Truth: Numerous animal studies show that soy foods cause infertility in animals. Soy consumption enhances hair growth in middle-aged men, indicating lowered testosterone levels. Japanese housewives feed tofu to their husbands frequently when they want to reduce his virility.

Myth: Soy beans are good for the environment.

Truth: Most soy beans grown in the US are genetically engineered to allow farmers to use large amounts of herbicides.

The Era of Soy Imperialism and what your tofu is not telling you

Posted in Environmental Concerns, World Food on November 5, 2009 by alejandracuellar

“The American Soybean Association is promoting “analogue” dals–soybean extrusions shaped into pellets that look like black gram, green gram, pigeon pea, lentil and kidney bean. The diet they envision would be a monoculture of soybean; only its appearance would be diverse.”

                                                                                     -Vandana Shiva

It’s a strange thing that diversity is being artificially reproduced in this way: it’s as if we were removing our eyes out of our faces only to replace them with glass eyes that resemble our old ones.   

soy products

To begin to talk about this the silent conquest of the soybean I propose two questions: what has been the process of soy taking over the system? What has been lost to the growing dependence of soy? 
The first question begins with the diminishing diversity in our global society. In our incredibly diverse world, different climates, soils and plants give rise to particular food cultures. The fact is that the modern industrial agriculture systems would rather erase the complex indigenous ways and simplify to create mono-cultures of a a few types of food. The soybean has become one of these ‘super-foods’ that have been manipulated to erase the notion of diversity in food. Soy is now infiltrated in about 60% of all food products in the market. 
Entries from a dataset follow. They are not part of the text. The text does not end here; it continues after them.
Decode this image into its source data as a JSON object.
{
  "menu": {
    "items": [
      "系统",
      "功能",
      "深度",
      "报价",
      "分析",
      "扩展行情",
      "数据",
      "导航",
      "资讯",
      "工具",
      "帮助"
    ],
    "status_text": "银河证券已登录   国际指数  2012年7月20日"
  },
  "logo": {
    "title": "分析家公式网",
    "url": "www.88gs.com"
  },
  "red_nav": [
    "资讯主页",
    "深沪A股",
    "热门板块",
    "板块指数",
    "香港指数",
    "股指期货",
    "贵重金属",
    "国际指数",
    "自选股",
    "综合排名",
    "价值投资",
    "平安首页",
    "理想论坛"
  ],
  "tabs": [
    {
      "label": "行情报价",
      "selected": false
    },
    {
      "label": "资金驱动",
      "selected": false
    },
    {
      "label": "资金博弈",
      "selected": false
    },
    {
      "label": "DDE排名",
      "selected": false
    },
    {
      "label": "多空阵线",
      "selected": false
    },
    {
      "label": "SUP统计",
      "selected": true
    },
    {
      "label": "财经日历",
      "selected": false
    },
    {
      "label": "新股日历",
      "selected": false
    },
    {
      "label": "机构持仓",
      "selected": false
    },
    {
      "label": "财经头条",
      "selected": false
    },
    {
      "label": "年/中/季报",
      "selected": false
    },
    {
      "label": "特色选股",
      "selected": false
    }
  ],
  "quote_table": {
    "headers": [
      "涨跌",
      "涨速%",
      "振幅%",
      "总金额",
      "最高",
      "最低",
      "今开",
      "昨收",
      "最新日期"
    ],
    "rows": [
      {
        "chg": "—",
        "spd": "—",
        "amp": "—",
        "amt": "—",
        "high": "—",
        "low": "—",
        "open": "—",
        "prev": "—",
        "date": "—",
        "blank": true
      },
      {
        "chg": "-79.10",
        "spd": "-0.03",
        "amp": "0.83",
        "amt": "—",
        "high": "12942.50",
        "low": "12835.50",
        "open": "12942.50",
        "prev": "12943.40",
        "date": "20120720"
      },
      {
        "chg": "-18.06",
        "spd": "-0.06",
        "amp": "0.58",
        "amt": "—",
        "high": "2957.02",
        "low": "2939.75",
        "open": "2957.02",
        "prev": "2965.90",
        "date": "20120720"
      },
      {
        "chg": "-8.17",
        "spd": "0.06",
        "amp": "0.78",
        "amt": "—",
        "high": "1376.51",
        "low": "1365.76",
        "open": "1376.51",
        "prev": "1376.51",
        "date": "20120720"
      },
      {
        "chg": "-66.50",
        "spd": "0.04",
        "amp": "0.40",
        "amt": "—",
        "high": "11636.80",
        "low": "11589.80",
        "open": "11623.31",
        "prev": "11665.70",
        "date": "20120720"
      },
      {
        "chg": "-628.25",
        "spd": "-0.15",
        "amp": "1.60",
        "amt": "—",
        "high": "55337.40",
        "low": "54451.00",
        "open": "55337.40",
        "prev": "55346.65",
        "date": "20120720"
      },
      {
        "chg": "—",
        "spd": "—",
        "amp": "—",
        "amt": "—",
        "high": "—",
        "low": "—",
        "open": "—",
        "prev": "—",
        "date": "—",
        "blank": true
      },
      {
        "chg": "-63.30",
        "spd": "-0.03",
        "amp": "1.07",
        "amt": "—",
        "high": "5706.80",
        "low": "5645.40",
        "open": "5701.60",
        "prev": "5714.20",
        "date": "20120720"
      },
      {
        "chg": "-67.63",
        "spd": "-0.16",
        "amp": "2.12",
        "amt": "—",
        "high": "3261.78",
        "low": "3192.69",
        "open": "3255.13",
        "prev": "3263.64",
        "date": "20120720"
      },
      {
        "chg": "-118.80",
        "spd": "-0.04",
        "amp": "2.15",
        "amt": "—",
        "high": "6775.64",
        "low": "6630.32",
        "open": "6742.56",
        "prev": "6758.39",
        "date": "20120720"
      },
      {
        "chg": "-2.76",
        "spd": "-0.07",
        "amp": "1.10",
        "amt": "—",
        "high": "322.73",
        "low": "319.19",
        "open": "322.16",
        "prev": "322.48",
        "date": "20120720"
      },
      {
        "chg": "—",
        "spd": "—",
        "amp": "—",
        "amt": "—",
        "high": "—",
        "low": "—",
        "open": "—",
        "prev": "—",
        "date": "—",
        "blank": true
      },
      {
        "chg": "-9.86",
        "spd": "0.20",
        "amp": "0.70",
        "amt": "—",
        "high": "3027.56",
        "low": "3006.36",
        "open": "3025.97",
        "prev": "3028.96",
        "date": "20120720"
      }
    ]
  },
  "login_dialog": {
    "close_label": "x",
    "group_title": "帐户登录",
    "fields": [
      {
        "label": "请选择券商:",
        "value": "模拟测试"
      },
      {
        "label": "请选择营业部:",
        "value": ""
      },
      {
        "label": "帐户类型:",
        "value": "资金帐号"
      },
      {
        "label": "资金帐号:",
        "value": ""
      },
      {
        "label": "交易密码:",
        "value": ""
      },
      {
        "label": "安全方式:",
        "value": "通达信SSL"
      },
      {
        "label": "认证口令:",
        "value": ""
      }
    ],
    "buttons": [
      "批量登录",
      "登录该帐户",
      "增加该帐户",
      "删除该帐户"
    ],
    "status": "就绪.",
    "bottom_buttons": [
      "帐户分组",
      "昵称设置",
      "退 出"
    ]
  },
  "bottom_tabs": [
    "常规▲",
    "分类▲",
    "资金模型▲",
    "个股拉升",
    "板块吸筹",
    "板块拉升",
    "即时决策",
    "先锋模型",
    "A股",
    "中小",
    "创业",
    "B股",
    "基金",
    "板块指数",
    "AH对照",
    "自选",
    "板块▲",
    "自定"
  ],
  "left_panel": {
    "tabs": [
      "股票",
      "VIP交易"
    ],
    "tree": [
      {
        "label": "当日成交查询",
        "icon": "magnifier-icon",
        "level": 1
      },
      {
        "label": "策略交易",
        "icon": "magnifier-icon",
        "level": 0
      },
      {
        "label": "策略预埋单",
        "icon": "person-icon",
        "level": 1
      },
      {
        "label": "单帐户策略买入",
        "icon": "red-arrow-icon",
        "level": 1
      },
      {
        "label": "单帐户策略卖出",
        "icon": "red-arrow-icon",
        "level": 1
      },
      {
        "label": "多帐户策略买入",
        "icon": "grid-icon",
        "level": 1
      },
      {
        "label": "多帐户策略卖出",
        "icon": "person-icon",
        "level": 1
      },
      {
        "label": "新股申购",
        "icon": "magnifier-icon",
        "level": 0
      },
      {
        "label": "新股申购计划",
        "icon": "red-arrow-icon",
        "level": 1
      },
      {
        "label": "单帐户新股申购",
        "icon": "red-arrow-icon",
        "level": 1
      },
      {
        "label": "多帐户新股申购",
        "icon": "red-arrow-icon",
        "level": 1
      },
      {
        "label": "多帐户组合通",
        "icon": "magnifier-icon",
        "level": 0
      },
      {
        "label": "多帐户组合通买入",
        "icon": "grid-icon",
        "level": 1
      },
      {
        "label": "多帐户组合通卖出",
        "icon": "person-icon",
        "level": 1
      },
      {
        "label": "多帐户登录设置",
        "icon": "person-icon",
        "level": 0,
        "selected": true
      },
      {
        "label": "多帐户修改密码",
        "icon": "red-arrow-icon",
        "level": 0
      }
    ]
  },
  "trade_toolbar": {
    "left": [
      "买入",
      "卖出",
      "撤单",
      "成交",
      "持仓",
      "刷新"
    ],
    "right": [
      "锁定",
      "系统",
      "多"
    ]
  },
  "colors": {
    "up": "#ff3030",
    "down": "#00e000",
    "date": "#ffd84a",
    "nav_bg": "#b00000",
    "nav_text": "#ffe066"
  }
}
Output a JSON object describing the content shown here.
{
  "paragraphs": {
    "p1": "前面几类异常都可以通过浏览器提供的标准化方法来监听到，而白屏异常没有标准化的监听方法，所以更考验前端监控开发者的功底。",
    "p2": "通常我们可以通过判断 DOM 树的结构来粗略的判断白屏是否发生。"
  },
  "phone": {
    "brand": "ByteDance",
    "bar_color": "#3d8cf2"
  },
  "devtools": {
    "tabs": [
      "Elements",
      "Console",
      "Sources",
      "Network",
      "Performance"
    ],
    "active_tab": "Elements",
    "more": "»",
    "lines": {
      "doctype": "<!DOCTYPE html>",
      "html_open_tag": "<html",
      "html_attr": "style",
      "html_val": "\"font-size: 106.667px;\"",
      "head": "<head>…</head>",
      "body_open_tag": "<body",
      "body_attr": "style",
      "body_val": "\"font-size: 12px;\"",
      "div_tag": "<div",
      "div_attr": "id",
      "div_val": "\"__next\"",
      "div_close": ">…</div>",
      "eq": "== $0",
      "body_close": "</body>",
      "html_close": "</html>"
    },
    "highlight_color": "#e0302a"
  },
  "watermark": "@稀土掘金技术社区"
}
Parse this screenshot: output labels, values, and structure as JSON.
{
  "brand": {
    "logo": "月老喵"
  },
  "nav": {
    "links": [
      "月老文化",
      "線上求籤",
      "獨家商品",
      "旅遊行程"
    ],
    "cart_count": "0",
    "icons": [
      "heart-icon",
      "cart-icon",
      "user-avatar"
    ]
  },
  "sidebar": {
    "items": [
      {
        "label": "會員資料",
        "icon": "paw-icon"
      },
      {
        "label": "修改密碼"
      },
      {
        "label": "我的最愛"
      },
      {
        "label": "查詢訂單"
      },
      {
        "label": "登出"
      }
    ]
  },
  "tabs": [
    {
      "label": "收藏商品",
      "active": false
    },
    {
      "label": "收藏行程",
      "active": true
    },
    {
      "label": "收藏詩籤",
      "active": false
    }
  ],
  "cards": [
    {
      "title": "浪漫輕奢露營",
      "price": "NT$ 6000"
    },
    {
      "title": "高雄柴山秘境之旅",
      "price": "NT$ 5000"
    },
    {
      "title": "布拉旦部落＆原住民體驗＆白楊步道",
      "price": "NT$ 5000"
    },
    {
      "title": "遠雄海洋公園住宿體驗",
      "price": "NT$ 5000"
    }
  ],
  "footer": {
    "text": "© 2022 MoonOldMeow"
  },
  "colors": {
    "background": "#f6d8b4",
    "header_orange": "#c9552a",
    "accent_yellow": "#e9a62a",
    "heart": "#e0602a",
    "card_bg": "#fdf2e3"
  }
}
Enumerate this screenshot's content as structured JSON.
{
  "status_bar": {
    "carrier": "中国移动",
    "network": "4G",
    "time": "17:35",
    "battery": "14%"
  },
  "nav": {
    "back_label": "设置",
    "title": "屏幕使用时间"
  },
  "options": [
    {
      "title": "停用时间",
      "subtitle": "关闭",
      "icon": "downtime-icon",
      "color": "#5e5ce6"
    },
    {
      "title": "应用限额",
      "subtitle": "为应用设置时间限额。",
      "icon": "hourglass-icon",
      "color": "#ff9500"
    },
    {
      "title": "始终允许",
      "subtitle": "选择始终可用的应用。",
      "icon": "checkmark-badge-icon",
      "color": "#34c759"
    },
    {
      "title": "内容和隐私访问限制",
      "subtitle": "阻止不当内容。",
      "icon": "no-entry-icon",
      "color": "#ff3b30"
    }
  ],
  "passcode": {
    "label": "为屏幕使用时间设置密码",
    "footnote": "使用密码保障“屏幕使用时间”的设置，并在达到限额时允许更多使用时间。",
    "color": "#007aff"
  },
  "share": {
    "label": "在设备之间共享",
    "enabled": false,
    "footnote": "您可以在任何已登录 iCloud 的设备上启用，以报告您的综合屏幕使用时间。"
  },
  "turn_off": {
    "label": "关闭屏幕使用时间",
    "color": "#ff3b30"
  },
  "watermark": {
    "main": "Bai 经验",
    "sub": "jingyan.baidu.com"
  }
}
Vandana Shiva’s Stolen Harvest depicts the case of the mustard seed oil tragedy in India. She talks about the importance of this indigenous oil to the Bengalis, starting from the central place  as the main flavoring in the local cuisine in many regions, to the medicinal value, to women’s roles in cultivating the land to acquire the mustard seeds, and to the way in which smaller community based systems function efficiently and ensure food security. In 1998 there was a mysterious contamination of the mustard oil: in the name of ‘food safety,’ the community-based systems of food and health safety were quickly dismantled and note, quickly replaced by soy bean oil imports.  

Who has been made to believe they should eat soy, and what are soy products marketed as? Health food, meat is bad, soy can save you, you need not worry anymore.